» Prompt: Using the data beneath, show every line that includes the word "kind".

» Recorded information:
==========
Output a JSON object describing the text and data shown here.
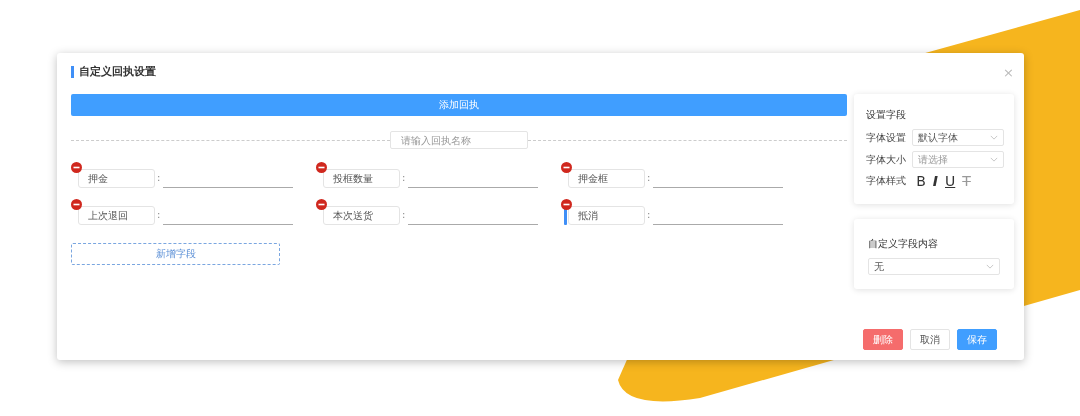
{
  "dialog": {
    "title": "自定义回执设置",
    "close": "×"
  },
  "add_button": "添加回执",
  "name_field": {
    "placeholder": "请输入回执名称"
  },
  "fields": [
    {
      "label": "押金",
      "separator": ":",
      "selected": false
    },
    {
      "label": "投框数量",
      "separator": ":",
      "selected": false
    },
    {
      "label": "押金框",
      "separator": ":",
      "selected": false
    },
    {
      "label": "上次退回",
      "separator": ":",
      "selected": false
    },
    {
      "label": "本次送货",
      "separator": ":",
      "selected": false
    },
    {
      "label": "抵消",
      "separator": ":",
      "selected": true
    }
  ],
  "new_field_button": "新增字段",
  "settings": {
    "title": "设置字段",
    "rows": [
      {
        "kind": "select",
        "label": "字体设置",
        "value": "默认字体"
      },
      {
        "kind": "select",
        "label": "字体大小",
        "placeholder": "请选择"
      },
      {
        "kind": "styles",
        "label": "字体样式",
        "buttons": [
          {
            "kind": "bold",
            "text": "B"
          },
          {
            "kind": "italic",
            "text": "I"
          },
          {
            "kind": "underline",
            "text": "U"
          },
          {
            "kind": "strike",
            "text": "T"
          }
        ]
      }
    ]
  },
  "custom_content": {
    "title": "自定义字段内容",
    "value": "无"
  },
  "footer": [
    {
      "kind": "danger",
      "label": "删除"
    },
    {
      "kind": "plain",
      "label": "取消"
    },
    {
      "kind": "primary",
      "label": "保存"
    }
  ]
}
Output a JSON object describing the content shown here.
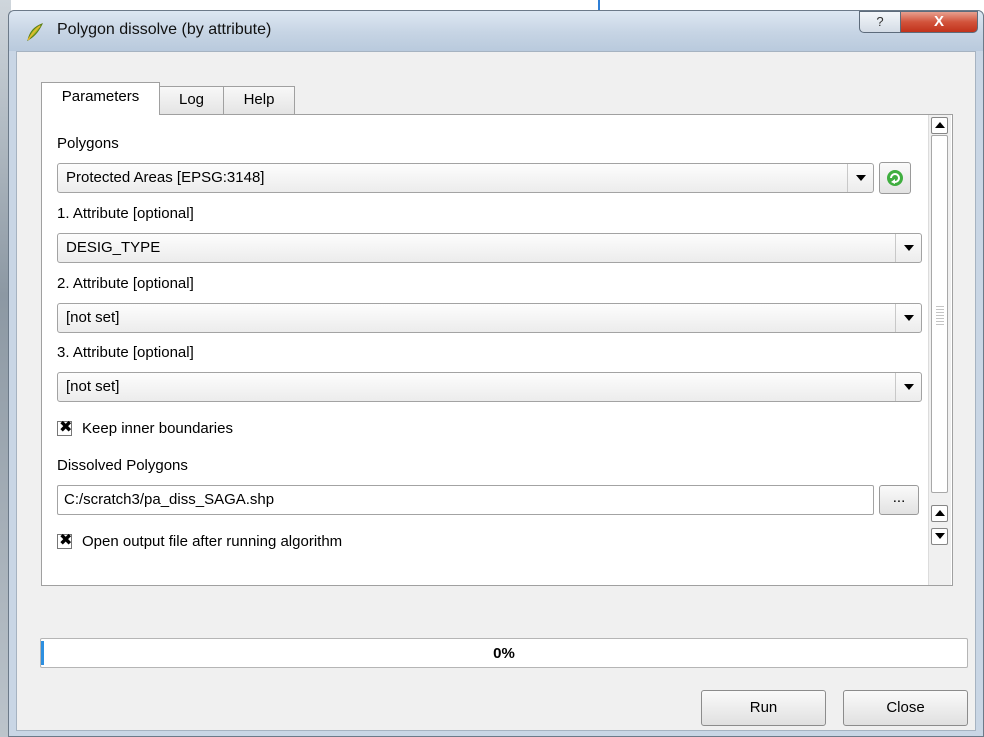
{
  "window": {
    "title": "Polygon dissolve (by attribute)",
    "help_glyph": "?",
    "close_glyph": "X"
  },
  "tabs": [
    {
      "label": "Parameters",
      "active": true
    },
    {
      "label": "Log",
      "active": false
    },
    {
      "label": "Help",
      "active": false
    }
  ],
  "parameters": {
    "polygons_label": "Polygons",
    "polygons_value": "Protected Areas [EPSG:3148]",
    "attr1_label": "1. Attribute [optional]",
    "attr1_value": "DESIG_TYPE",
    "attr2_label": "2. Attribute [optional]",
    "attr2_value": "[not set]",
    "attr3_label": "3. Attribute [optional]",
    "attr3_value": "[not set]",
    "keep_inner_label": "Keep inner boundaries",
    "keep_inner_checked": true,
    "dissolved_label": "Dissolved Polygons",
    "dissolved_path": "C:/scratch3/pa_diss_SAGA.shp",
    "browse_label": "...",
    "open_output_label": "Open output file after running algorithm",
    "open_output_checked": true,
    "checkbox_mark": "✖"
  },
  "progress": {
    "value": 0,
    "text": "0%"
  },
  "buttons": {
    "run": "Run",
    "close": "Close"
  },
  "colors": {
    "accent": "#2d8fe0",
    "titlebar": "#c6d4e4",
    "close_red": "#c1321b"
  }
}
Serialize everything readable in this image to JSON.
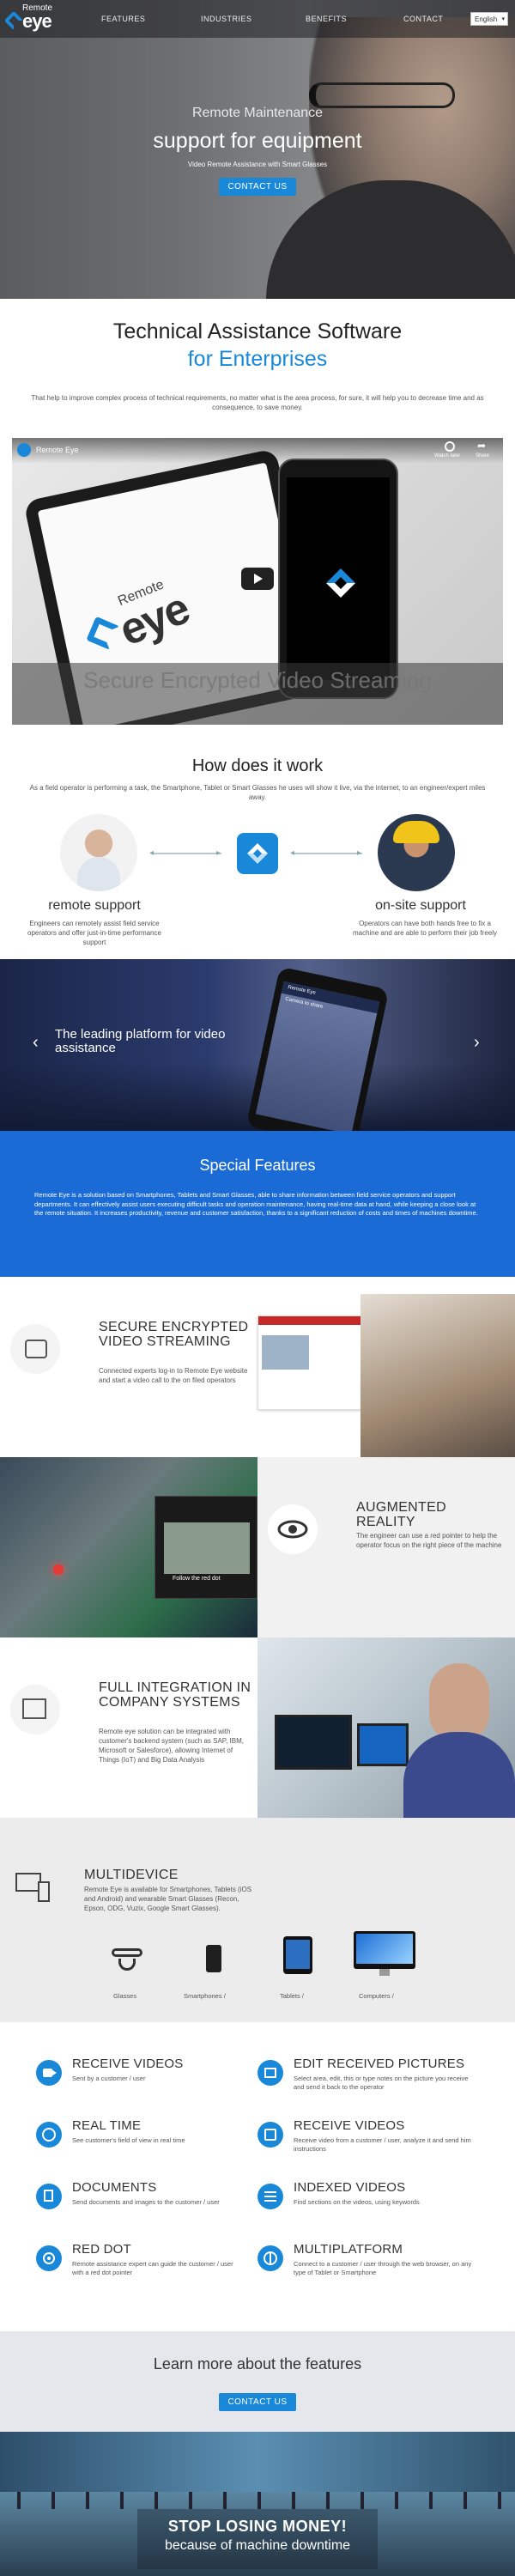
{
  "nav": {
    "logo_top": "Remote",
    "logo_main": "eye",
    "items": [
      {
        "label": "FEATURES"
      },
      {
        "label": "INDUSTRIES"
      },
      {
        "label": "BENEFITS"
      },
      {
        "label": "CONTACT"
      }
    ],
    "language": "English"
  },
  "hero": {
    "line1": "Remote Maintenance",
    "line2": "support for equipment",
    "line3": "Video Remote Assistance with Smart Glasses",
    "cta": "CONTACT US"
  },
  "intro": {
    "title": "Technical Assistance Software",
    "subtitle": "for Enterprises",
    "text": "That help to improve complex process of technical requirements, no matter what is the area process, for sure, it will help you to decrease time and as consequence, to save money."
  },
  "video": {
    "channel": "Remote Eye",
    "watch_later": "Watch later",
    "share": "Share",
    "overlay": "Secure Encrypted Video Streaming",
    "tablet_logo_top": "Remote",
    "tablet_logo_main": "eye"
  },
  "how": {
    "title": "How does it work",
    "text": "As a field operator is performing a task, the Smartphone, Tablet or Smart Glasses he uses will show it live, via the internet, to an engineer/expert miles away.",
    "left_caption": "remote support",
    "left_text": "Engineers can remotely assist field service operators and offer just-in-time performance support",
    "right_caption": "on-site support",
    "right_text": "Operators can have both hands free to fix a machine and are able to perform their job freely"
  },
  "carousel": {
    "text": "The leading platform for video assistance",
    "prev": "‹",
    "next": "›",
    "phone_title": "Remote Eye",
    "phone_caption": "Camera to share"
  },
  "special": {
    "title": "Special Features",
    "text": "Remote Eye is a solution based on Smartphones, Tablets and Smart Glasses, able to share information between field service operators and support departments. It can effectively assist users executing difficult tasks and operation maintenance, having real-time data at hand, while keeping a close look at the remote situation. It increases productivity, revenue and customer satisfaction, thanks to a significant reduction of costs and times of machines downtime."
  },
  "blocks": [
    {
      "title": "SECURE ENCRYPTED VIDEO STREAMING",
      "text": "Connected experts log-in to Remote Eye website and start a video call to the on filed operators"
    },
    {
      "title": "AUGMENTED REALITY",
      "text": "The engineer can use a red pointer to help the operator focus on the right piece of the machine"
    },
    {
      "title": "FULL INTEGRATION IN COMPANY SYSTEMS",
      "text": "Remote eye solution can be integrated with customer's backend system (such as SAP, IBM, Microsoft or Salesforce), allowing Internet of Things (IoT) and Big Data Analysis"
    }
  ],
  "ar_caption": "Follow the red dot",
  "multidevice": {
    "title": "MULTIDEVICE",
    "text": "Remote Eye is available for Smartphones, Tablets (iOS and Android) and wearable Smart Glasses (Recon, Epson, ODG, Vuzix, Google Smart Glasses).",
    "devices": [
      {
        "label": "Glasses"
      },
      {
        "label": "Smartphones  / "
      },
      {
        "label": "Tablets  / "
      },
      {
        "label": "Computers  / "
      }
    ]
  },
  "grid": [
    {
      "title": "RECEIVE VIDEOS",
      "text": "Sent by a customer / user",
      "icon": "video-camera-icon"
    },
    {
      "title": "EDIT RECEIVED PICTURES",
      "text": "Select area, edit, this or type notes on the picture you receive and send it back to the operator",
      "icon": "image-edit-icon"
    },
    {
      "title": "REAL TIME",
      "text": "See customer's field of view in real time",
      "icon": "clock-icon"
    },
    {
      "title": "RECEIVE VIDEOS",
      "text": "Receive video from a customer / user, analyze it and send him instructions",
      "icon": "edit-icon"
    },
    {
      "title": "DOCUMENTS",
      "text": "Send documents and images to the customer / user",
      "icon": "documents-icon"
    },
    {
      "title": "INDEXED VIDEOS",
      "text": "Find sections on the videos, using keywords",
      "icon": "list-icon"
    },
    {
      "title": "RED DOT",
      "text": "Remote assistance expert can guide the customer / user with a red dot pointer",
      "icon": "red-dot-icon"
    },
    {
      "title": "MULTIPLATFORM",
      "text": "Connect to a customer / user through the web browser, on any type of Tablet or Smartphone",
      "icon": "globe-icon"
    }
  ],
  "learn": {
    "title": "Learn more about the features",
    "cta": "CONTACT US"
  },
  "bottom": {
    "line1": "STOP LOSING MONEY!",
    "line2": "because of machine downtime"
  },
  "colors": {
    "accent": "#1a88d8",
    "feature_band": "#1a6bd6"
  }
}
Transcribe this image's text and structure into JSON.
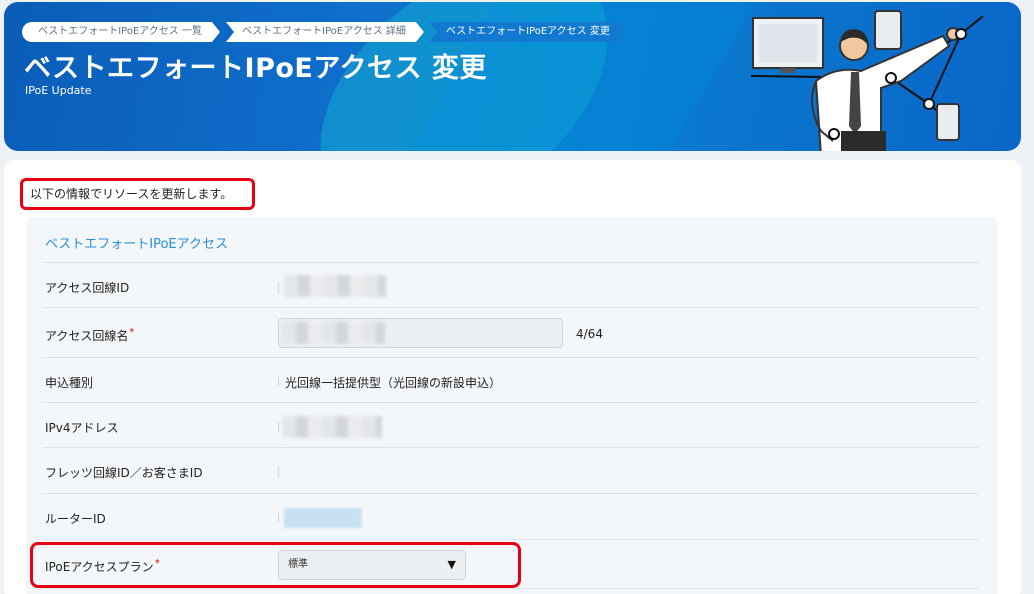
{
  "breadcrumb": [
    "ベストエフォートIPoEアクセス 一覧",
    "ベストエフォートIPoEアクセス 詳細",
    "ベストエフォートIPoEアクセス 変更"
  ],
  "header": {
    "title": "ベストエフォートIPoEアクセス 変更",
    "subtitle": "IPoE Update"
  },
  "notice": "以下の情報でリソースを更新します。",
  "section": {
    "title": "ベストエフォートIPoEアクセス",
    "fields": {
      "access_line_id": {
        "label": "アクセス回線ID"
      },
      "access_line_name": {
        "label": "アクセス回線名",
        "required_mark": "*",
        "counter": "4/64"
      },
      "application_type": {
        "label": "申込種別",
        "value": "光回線一括提供型（光回線の新設申込）"
      },
      "ipv4_address": {
        "label": "IPv4アドレス"
      },
      "flets_line_id": {
        "label": "フレッツ回線ID／お客さまID",
        "value": ""
      },
      "router_id": {
        "label": "ルーターID"
      },
      "ipoe_plan": {
        "label": "IPoEアクセスプラン",
        "required_mark": "*",
        "selected": "標準",
        "caret": "▼"
      }
    }
  },
  "colors": {
    "banner": "#0a5db8",
    "accent": "#2a8fd4",
    "required": "#e60012",
    "highlight": "#e60012"
  },
  "icons": {
    "plan_dropdown": "caret-down-icon"
  }
}
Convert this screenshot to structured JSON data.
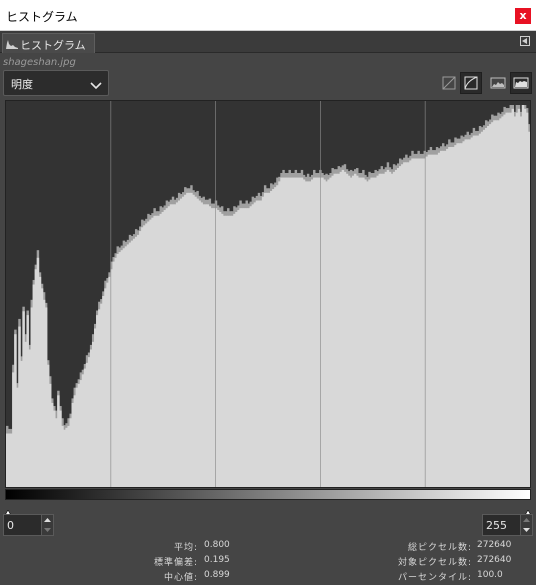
{
  "window": {
    "title": "ヒストグラム",
    "close_label": "x"
  },
  "tab": {
    "label": "ヒストグラム"
  },
  "image": {
    "filename": "shageshan.jpg"
  },
  "channel": {
    "selected": "明度"
  },
  "range": {
    "min_value": "0",
    "max_value": "255"
  },
  "stats": {
    "mean_label": "平均:",
    "mean": "0.800",
    "stddev_label": "標準偏差:",
    "stddev": "0.195",
    "median_label": "中心値:",
    "median": "0.899",
    "pixels_label": "総ピクセル数:",
    "pixels": "272640",
    "count_label": "対象ピクセル数:",
    "count": "272640",
    "percentile_label": "パーセンタイル:",
    "percentile": "100.0"
  },
  "colors": {
    "panel_bg": "#454545",
    "histogram_bg": "#333333",
    "histogram_fill": "#d8d8d8",
    "histogram_shadow": "#a0a0a0",
    "close_red": "#e81123"
  },
  "chart_data": {
    "type": "area",
    "x_range": [
      0,
      255
    ],
    "y_range": [
      0,
      1
    ],
    "grid_verticals": [
      51,
      102,
      153,
      204
    ],
    "profile": [
      [
        0,
        0.14
      ],
      [
        3,
        0.3
      ],
      [
        4,
        0.4
      ],
      [
        5,
        0.26
      ],
      [
        6,
        0.42
      ],
      [
        7,
        0.33
      ],
      [
        8,
        0.46
      ],
      [
        9,
        0.38
      ],
      [
        10,
        0.45
      ],
      [
        11,
        0.36
      ],
      [
        12,
        0.47
      ],
      [
        13,
        0.53
      ],
      [
        14,
        0.57
      ],
      [
        15,
        0.6
      ],
      [
        16,
        0.55
      ],
      [
        17,
        0.52
      ],
      [
        18,
        0.49
      ],
      [
        19,
        0.47
      ],
      [
        20,
        0.32
      ],
      [
        21,
        0.27
      ],
      [
        22,
        0.22
      ],
      [
        23,
        0.2
      ],
      [
        24,
        0.18
      ],
      [
        25,
        0.24
      ],
      [
        26,
        0.2
      ],
      [
        27,
        0.16
      ],
      [
        28,
        0.15
      ],
      [
        30,
        0.16
      ],
      [
        31,
        0.18
      ],
      [
        32,
        0.22
      ],
      [
        34,
        0.26
      ],
      [
        36,
        0.28
      ],
      [
        38,
        0.31
      ],
      [
        40,
        0.34
      ],
      [
        42,
        0.38
      ],
      [
        44,
        0.45
      ],
      [
        46,
        0.48
      ],
      [
        48,
        0.52
      ],
      [
        50,
        0.55
      ],
      [
        52,
        0.59
      ],
      [
        54,
        0.61
      ],
      [
        56,
        0.62
      ],
      [
        58,
        0.63
      ],
      [
        60,
        0.64
      ],
      [
        62,
        0.65
      ],
      [
        64,
        0.66
      ],
      [
        66,
        0.68
      ],
      [
        68,
        0.69
      ],
      [
        70,
        0.7
      ],
      [
        72,
        0.71
      ],
      [
        74,
        0.71
      ],
      [
        76,
        0.72
      ],
      [
        78,
        0.73
      ],
      [
        80,
        0.74
      ],
      [
        82,
        0.74
      ],
      [
        84,
        0.75
      ],
      [
        86,
        0.76
      ],
      [
        88,
        0.77
      ],
      [
        90,
        0.77
      ],
      [
        92,
        0.76
      ],
      [
        94,
        0.75
      ],
      [
        96,
        0.74
      ],
      [
        98,
        0.74
      ],
      [
        100,
        0.73
      ],
      [
        102,
        0.73
      ],
      [
        104,
        0.72
      ],
      [
        106,
        0.71
      ],
      [
        108,
        0.71
      ],
      [
        110,
        0.71
      ],
      [
        112,
        0.72
      ],
      [
        114,
        0.73
      ],
      [
        116,
        0.73
      ],
      [
        118,
        0.73
      ],
      [
        120,
        0.74
      ],
      [
        122,
        0.75
      ],
      [
        124,
        0.75
      ],
      [
        126,
        0.77
      ],
      [
        128,
        0.77
      ],
      [
        130,
        0.78
      ],
      [
        132,
        0.79
      ],
      [
        134,
        0.81
      ],
      [
        136,
        0.81
      ],
      [
        138,
        0.81
      ],
      [
        140,
        0.81
      ],
      [
        142,
        0.81
      ],
      [
        144,
        0.81
      ],
      [
        146,
        0.8
      ],
      [
        148,
        0.8
      ],
      [
        150,
        0.81
      ],
      [
        152,
        0.81
      ],
      [
        154,
        0.81
      ],
      [
        156,
        0.8
      ],
      [
        158,
        0.81
      ],
      [
        160,
        0.82
      ],
      [
        162,
        0.82
      ],
      [
        164,
        0.83
      ],
      [
        166,
        0.82
      ],
      [
        168,
        0.81
      ],
      [
        170,
        0.82
      ],
      [
        172,
        0.81
      ],
      [
        174,
        0.81
      ],
      [
        176,
        0.8
      ],
      [
        178,
        0.81
      ],
      [
        180,
        0.81
      ],
      [
        182,
        0.82
      ],
      [
        184,
        0.82
      ],
      [
        186,
        0.83
      ],
      [
        188,
        0.82
      ],
      [
        190,
        0.83
      ],
      [
        192,
        0.84
      ],
      [
        194,
        0.85
      ],
      [
        196,
        0.85
      ],
      [
        198,
        0.86
      ],
      [
        200,
        0.86
      ],
      [
        202,
        0.86
      ],
      [
        204,
        0.86
      ],
      [
        206,
        0.87
      ],
      [
        208,
        0.87
      ],
      [
        210,
        0.87
      ],
      [
        212,
        0.88
      ],
      [
        214,
        0.88
      ],
      [
        216,
        0.89
      ],
      [
        218,
        0.89
      ],
      [
        220,
        0.9
      ],
      [
        222,
        0.9
      ],
      [
        224,
        0.91
      ],
      [
        226,
        0.91
      ],
      [
        228,
        0.92
      ],
      [
        230,
        0.92
      ],
      [
        232,
        0.93
      ],
      [
        234,
        0.94
      ],
      [
        236,
        0.95
      ],
      [
        238,
        0.96
      ],
      [
        240,
        0.96
      ],
      [
        242,
        0.97
      ],
      [
        244,
        0.98
      ],
      [
        246,
        0.98
      ],
      [
        247,
        0.99
      ],
      [
        248,
        0.97
      ],
      [
        250,
        0.99
      ],
      [
        251,
        0.97
      ],
      [
        252,
        1.0
      ],
      [
        253,
        0.99
      ],
      [
        254,
        0.98
      ],
      [
        255,
        0.93
      ]
    ]
  }
}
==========
» Your solution:
        "kind": "select",
        "kind": "select",
        "kind": "styles",
            "kind": "bold",
            "kind": "italic",
            "kind": "underline",
            "kind": "strike",
      "kind": "danger",
      "kind": "plain",
      "kind": "primary",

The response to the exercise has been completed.